By Jimmy Hato |



DOWN I’M THE Boss's)”
SIS TER-IN-LAW>=>







WHAT to. |
THEM EFFICIENCY
HATCHET MEN DO

BETWEEN JOBS?
SCARE BABIES )
rr @ oy














f “
~\ We





eee TZ
Economy WAVE IN
THE OFFING THEY'LL
Do IT EVERY TIMEs+:
THANX TO
AUPREY ROUTH
43 BRUCE STREET,

NEWARK, N.J.














NEWS

the following :—

can be obtained owing to the tremendous world dema

P. C. S. MAFFEI & Co.,



FLASH

S.S. “Mooncrest” arriving here on 25th inst., will bring further supplies of

PYE 8 VALVE TABLE MODELS (A.C. OPERATED) |
PYE 5 VALVE TABLE MODELS (A.C, OPERATED) |
PYE 5 VALVE BATTERY RADIOS (6 VOLT)

Book yours now.
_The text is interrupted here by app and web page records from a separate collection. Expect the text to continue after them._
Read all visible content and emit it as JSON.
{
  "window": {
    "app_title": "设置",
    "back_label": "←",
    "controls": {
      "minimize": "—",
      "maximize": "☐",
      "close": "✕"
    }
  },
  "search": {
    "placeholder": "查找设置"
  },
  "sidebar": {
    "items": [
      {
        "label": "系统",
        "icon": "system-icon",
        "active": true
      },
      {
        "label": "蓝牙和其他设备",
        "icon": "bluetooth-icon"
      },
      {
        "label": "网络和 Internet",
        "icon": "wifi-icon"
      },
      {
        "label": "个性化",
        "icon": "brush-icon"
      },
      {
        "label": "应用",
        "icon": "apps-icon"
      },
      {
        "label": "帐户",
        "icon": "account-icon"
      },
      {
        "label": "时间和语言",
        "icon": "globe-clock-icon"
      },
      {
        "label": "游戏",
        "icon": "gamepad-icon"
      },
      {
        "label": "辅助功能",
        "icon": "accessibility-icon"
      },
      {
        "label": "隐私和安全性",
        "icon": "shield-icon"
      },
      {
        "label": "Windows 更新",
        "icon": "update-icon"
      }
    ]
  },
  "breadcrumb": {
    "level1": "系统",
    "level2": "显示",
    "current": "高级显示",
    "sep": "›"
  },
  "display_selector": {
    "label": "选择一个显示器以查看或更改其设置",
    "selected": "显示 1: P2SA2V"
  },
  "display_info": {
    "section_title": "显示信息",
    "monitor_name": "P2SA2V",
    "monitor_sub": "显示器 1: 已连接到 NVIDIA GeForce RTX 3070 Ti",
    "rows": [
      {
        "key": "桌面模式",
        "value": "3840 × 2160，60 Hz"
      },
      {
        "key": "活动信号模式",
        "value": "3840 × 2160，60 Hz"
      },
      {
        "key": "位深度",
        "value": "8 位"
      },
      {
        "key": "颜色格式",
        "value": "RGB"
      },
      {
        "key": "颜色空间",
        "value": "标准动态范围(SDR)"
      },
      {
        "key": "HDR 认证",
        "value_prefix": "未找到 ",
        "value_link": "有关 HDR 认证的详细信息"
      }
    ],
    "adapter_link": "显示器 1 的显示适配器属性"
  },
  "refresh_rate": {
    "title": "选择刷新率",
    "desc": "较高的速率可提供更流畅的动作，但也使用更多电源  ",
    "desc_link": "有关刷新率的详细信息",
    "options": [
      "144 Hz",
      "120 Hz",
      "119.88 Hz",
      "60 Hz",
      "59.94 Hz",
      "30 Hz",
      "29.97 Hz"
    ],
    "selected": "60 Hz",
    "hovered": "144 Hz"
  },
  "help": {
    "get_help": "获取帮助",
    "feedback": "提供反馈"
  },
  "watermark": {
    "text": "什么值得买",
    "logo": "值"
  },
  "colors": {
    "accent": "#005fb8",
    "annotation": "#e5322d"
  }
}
We have no means of knowing when further supplies

products and to the world situation as it affects domestic radio production.

Ltd.—AGENTS



FOR YOUR
HOUSEHOLD REQUISITES

Dial 3466



Pr. Wm. Henry St!



nd for these fine radic








SSS f S 69935
LLLP SEPP PLELPSSSE SOE SCS SESPOLSSSESPESPGS SS SSL SESSESSSSOSS SSS SASS

INC. IN B.G.



When thinking of a.

RADIO

Think of a KB.
the King of RADIOS.

Good enough for the “QUEEN MARY”, “QUEEN
ELIZABETH” and the “CORONIA”



Good enough for U
Listen in to ZFY fur the K. B. Programme

Friday at 7.30 p.m. Local Time

PPP LPP PLL

COOSSCCC COTES CCRC

SOSSOS GOSS OOO SOT GSO ONTOS GOOF GUS SOG OSS OPTI FTM,

Scape

etal